Prince Philip’s uncle, Lord Mountbatten, was assassinated in 1979, during World War II. Shortly after the incident, rumors swirled that former IRA commander Martin McGuinness was the one who ordered his bombing.

During his interview with Vanity Fair, journalist James Reginato said that the public was appalled when they saw the Queen shaking the hands of Lord Mountbatten’s suspected killer. And to make things worse, Prince Philip and his relatives didn’t engage in the same gesture.

But during their interview, Lady Pamela Hicks and her sister, Patricia, Countess Mountbatten of Burma, praised the monarch for what she did. Patricia said that Her Majesty was absolutely right to shake the hands of Guinness.

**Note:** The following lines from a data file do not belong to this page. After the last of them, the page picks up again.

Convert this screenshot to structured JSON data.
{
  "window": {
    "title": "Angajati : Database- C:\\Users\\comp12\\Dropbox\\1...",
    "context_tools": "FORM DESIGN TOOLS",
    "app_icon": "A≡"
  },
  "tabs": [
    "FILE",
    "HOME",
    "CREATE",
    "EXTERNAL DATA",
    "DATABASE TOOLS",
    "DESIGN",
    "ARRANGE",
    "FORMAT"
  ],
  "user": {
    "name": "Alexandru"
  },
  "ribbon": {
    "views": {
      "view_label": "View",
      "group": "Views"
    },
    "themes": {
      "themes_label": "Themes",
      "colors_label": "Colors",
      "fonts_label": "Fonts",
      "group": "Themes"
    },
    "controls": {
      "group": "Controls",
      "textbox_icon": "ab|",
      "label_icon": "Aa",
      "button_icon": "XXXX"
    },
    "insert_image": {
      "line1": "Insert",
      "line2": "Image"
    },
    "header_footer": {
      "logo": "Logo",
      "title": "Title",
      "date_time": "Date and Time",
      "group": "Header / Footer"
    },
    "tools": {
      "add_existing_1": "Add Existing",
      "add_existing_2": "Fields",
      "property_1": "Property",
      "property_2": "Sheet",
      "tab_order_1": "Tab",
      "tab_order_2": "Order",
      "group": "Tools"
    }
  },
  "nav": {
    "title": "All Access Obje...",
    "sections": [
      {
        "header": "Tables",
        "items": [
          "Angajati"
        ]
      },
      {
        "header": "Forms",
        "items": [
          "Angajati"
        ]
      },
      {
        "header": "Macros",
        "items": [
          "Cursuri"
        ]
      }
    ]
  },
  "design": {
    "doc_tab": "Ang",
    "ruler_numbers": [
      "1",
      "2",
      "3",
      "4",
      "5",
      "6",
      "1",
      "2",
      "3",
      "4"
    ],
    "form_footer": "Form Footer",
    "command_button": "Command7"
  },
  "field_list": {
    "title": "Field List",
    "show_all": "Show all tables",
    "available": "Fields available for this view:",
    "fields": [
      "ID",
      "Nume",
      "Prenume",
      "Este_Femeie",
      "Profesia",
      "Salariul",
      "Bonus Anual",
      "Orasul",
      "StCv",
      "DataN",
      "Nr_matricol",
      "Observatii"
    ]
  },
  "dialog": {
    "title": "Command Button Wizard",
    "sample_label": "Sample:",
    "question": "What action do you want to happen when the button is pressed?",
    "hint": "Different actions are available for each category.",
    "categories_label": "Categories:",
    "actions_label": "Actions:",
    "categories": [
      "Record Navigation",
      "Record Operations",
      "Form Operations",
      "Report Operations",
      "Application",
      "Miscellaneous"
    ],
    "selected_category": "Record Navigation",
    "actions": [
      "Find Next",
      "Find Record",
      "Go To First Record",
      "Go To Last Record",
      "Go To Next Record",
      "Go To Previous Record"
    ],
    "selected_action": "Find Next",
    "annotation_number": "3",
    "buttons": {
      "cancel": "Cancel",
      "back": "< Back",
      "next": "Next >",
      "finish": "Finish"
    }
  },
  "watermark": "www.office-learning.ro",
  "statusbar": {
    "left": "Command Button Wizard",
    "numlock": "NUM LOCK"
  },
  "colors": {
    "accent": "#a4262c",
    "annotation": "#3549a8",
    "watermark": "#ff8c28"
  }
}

“I very much approve of anything that will bring about peace. The whole point is to work toward a peaceful solution,” she said. Lady Pamela added, “What is the point of bitterness? It achieves nothing. We just hope that people who used to live together in peace will be able to do so again .”

Meanwhile, the sisters also reflected on how the assassination affected their family for years to come. According to Patricia, her father and mother-in-law had good and long lives.

“The overwhelming tragedy is the local boy and my son, who were just starting their lives,” she said.

In related news, the Queen also made headlines this week after it was revealed how she and Prince Charles gave their blessing to Prince William and Kate Middleton years ago.

Royal expert Katie Nicholl told Vanity Fair said that the two senior royals first gave the Duke of Cambridge permission to live his life away from the spotlight up to some extent, and the dad of three couldn’t be more grateful for this.

“William doesn’t want George and Charlotte going through some of the experiences he went through growing up. Everything he does regarding his family is very deliberate,” Nicholl said.

Queen Elizabeth II
Queen Elizabeth II is seen at the Chichester Theatre while visiting West Sussex on Nov. 30, 2017, in Chichester, United Kingdom. Getty Images/Stuart C. Wilson